*** Opening of Data shown ***

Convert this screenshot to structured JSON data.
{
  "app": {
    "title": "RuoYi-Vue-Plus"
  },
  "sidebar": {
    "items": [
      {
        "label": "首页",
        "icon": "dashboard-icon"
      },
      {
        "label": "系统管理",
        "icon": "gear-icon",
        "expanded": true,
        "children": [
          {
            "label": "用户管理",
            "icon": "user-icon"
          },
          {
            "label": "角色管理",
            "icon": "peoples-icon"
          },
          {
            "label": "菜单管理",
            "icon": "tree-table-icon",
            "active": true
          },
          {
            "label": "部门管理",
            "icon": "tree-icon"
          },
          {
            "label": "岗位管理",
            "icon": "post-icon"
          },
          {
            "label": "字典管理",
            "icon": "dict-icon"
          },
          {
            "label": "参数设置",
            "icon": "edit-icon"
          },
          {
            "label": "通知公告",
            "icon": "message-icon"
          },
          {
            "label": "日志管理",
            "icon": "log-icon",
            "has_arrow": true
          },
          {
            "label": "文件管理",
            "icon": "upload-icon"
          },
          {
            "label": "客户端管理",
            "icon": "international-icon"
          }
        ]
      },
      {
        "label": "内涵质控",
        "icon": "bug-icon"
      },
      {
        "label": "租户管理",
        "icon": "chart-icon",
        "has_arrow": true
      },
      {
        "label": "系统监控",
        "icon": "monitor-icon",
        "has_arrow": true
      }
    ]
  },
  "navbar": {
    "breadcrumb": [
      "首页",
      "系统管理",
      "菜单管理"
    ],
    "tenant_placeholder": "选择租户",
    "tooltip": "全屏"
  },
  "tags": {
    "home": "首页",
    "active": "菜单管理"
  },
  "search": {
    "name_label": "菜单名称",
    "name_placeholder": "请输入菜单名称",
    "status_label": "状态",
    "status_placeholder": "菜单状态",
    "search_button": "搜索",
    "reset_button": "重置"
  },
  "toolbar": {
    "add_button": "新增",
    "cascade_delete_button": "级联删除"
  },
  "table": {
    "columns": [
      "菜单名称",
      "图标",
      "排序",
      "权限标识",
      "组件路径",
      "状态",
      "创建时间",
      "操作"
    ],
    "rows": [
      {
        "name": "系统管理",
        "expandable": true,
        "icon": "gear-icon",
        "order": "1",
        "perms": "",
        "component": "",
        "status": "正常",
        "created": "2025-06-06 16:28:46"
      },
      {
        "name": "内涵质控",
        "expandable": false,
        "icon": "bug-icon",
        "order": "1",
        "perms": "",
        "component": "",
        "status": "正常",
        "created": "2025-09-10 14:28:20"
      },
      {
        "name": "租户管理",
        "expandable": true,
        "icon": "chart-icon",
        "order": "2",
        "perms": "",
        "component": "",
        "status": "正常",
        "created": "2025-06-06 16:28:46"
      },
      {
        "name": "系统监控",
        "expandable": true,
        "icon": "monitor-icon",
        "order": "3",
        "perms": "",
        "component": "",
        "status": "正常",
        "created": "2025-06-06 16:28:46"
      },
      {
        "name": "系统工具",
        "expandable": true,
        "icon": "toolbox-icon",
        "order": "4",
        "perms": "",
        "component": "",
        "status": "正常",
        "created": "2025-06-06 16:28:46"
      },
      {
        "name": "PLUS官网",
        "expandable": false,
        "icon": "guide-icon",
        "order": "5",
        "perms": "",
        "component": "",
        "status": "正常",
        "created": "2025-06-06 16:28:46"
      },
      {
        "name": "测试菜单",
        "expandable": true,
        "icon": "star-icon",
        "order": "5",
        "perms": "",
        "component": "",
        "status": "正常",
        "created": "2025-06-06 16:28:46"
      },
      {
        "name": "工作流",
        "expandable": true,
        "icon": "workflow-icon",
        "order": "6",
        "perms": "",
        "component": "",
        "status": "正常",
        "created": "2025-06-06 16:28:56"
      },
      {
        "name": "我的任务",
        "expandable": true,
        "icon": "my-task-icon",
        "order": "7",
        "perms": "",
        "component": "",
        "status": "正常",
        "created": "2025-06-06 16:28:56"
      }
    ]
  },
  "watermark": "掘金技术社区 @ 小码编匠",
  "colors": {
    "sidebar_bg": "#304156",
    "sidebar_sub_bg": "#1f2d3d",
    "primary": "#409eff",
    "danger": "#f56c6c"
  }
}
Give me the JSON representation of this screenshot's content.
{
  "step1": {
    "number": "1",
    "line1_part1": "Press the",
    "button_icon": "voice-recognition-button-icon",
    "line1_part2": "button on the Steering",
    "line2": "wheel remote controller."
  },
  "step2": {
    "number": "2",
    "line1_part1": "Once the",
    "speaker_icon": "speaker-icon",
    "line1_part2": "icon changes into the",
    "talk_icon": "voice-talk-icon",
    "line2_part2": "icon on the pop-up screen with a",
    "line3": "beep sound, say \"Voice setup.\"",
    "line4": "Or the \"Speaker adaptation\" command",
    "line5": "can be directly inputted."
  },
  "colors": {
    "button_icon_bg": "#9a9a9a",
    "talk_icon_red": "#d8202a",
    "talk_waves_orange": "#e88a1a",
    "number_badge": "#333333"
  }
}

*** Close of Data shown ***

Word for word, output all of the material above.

* **Answer box**:
Convert this screenshot to structured JSON data.
{
  "app": {
    "title": "RuoYi-Vue-Plus"
  },
  "sidebar": {
    "items": [
      {
        "label": "首页",
        "icon": "dashboard-icon"
      },
      {
        "label": "系统管理",
        "icon": "gear-icon",
        "expanded": true,
        "children": [
          {
            "label": "用户管理",
            "icon": "user-icon"
          },
          {
            "label": "角色管理",
            "icon": "peoples-icon"
          },
          {
            "label": "菜单管理",
            "icon": "tree-table-icon",
            "active": true
          },
          {
            "label": "部门管理",
            "icon": "tree-icon"
          },
          {
            "label": "岗位管理",
            "icon": "post-icon"
          },
          {
            "label": "字典管理",
            "icon": "dict-icon"
          },
          {
            "label": "参数设置",
            "icon": "edit-icon"
          },
          {
            "label": "通知公告",
            "icon": "message-icon"
          },
          {
            "label": "日志管理",
            "icon": "log-icon",
            "has_arrow": true
          },
          {
            "label": "文件管理",
            "icon": "upload-icon"
          },
          {
            "label": "客户端管理",
            "icon": "international-icon"
          }
        ]
      },
      {
        "label": "内涵质控",
        "icon": "bug-icon"
      },
      {
        "label": "租户管理",
        "icon": "chart-icon",
        "has_arrow": true
      },
      {
        "label": "系统监控",
        "icon": "monitor-icon",
        "has_arrow": true
      }
    ]
  },
  "navbar": {
    "breadcrumb": [
      "首页",
      "系统管理",
      "菜单管理"
    ],
    "tenant_placeholder": "选择租户",
    "tooltip": "全屏"
  },
  "tags": {
    "home": "首页",
    "active": "菜单管理"
  },
  "search": {
    "name_label": "菜单名称",
    "name_placeholder": "请输入菜单名称",
    "status_label": "状态",
    "status_placeholder": "菜单状态",
    "search_button": "搜索",
    "reset_button": "重置"
  },
  "toolbar": {
    "add_button": "新增",
    "cascade_delete_button": "级联删除"
  },
  "table": {
    "columns": [
      "菜单名称",
      "图标",
      "排序",
      "权限标识",
      "组件路径",
      "状态",
      "创建时间",
      "操作"
    ],
    "rows": [
      {
        "name": "系统管理",
        "expandable": true,
        "icon": "gear-icon",
        "order": "1",
        "perms": "",
        "component": "",
        "status": "正常",
        "created": "2025-06-06 16:28:46"
      },
      {
        "name": "内涵质控",
        "expandable": false,
        "icon": "bug-icon",
        "order": "1",
        "perms": "",
        "component": "",
        "status": "正常",
        "created": "2025-09-10 14:28:20"
      },
      {
        "name": "租户管理",
        "expandable": true,
        "icon": "chart-icon",
        "order": "2",
        "perms": "",
        "component": "",
        "status": "正常",
        "created": "2025-06-06 16:28:46"
      },
      {
        "name": "系统监控",
        "expandable": true,
        "icon": "monitor-icon",
        "order": "3",
        "perms": "",
        "component": "",
        "status": "正常",
        "created": "2025-06-06 16:28:46"
      },
      {
        "name": "系统工具",
        "expandable": true,
        "icon": "toolbox-icon",
        "order": "4",
        "perms": "",
        "component": "",
        "status": "正常",
        "created": "2025-06-06 16:28:46"
      },
      {
        "name": "PLUS官网",
        "expandable": false,
        "icon": "guide-icon",
        "order": "5",
        "perms": "",
        "component": "",
        "status": "正常",
        "created": "2025-06-06 16:28:46"
      },
      {
        "name": "测试菜单",
        "expandable": true,
        "icon": "star-icon",
        "order": "5",
        "perms": "",
        "component": "",
        "status": "正常",
        "created": "2025-06-06 16:28:46"
      },
      {
        "name": "工作流",
        "expandable": true,
        "icon": "workflow-icon",
        "order": "6",
        "perms": "",
        "component": "",
        "status": "正常",
        "created": "2025-06-06 16:28:56"
      },
      {
        "name": "我的任务",
        "expandable": true,
        "icon": "my-task-icon",
        "order": "7",
        "perms": "",
        "component": "",
        "status": "正常",
        "created": "2025-06-06 16:28:56"
      }
    ]
  },
  "watermark": "掘金技术社区 @ 小码编匠",
  "colors": {
    "sidebar_bg": "#304156",
    "sidebar_sub_bg": "#1f2d3d",
    "primary": "#409eff",
    "danger": "#f56c6c"
  }
}
Give me the JSON representation of this screenshot's content.
{
  "step1": {
    "number": "1",
    "line1_part1": "Press the",
    "button_icon": "voice-recognition-button-icon",
    "line1_part2": "button on the Steering",
    "line2": "wheel remote controller."
  },
  "step2": {
    "number": "2",
    "line1_part1": "Once the",
    "speaker_icon": "speaker-icon",
    "line1_part2": "icon changes into the",
    "talk_icon": "voice-talk-icon",
    "line2_part2": "icon on the pop-up screen with a",
    "line3": "beep sound, say \"Voice setup.\"",
    "line4": "Or the \"Speaker adaptation\" command",
    "line5": "can be directly inputted."
  },
  "colors": {
    "button_icon_bg": "#9a9a9a",
    "talk_icon_red": "#d8202a",
    "talk_waves_orange": "#e88a1a",
    "number_badge": "#333333"
  }
}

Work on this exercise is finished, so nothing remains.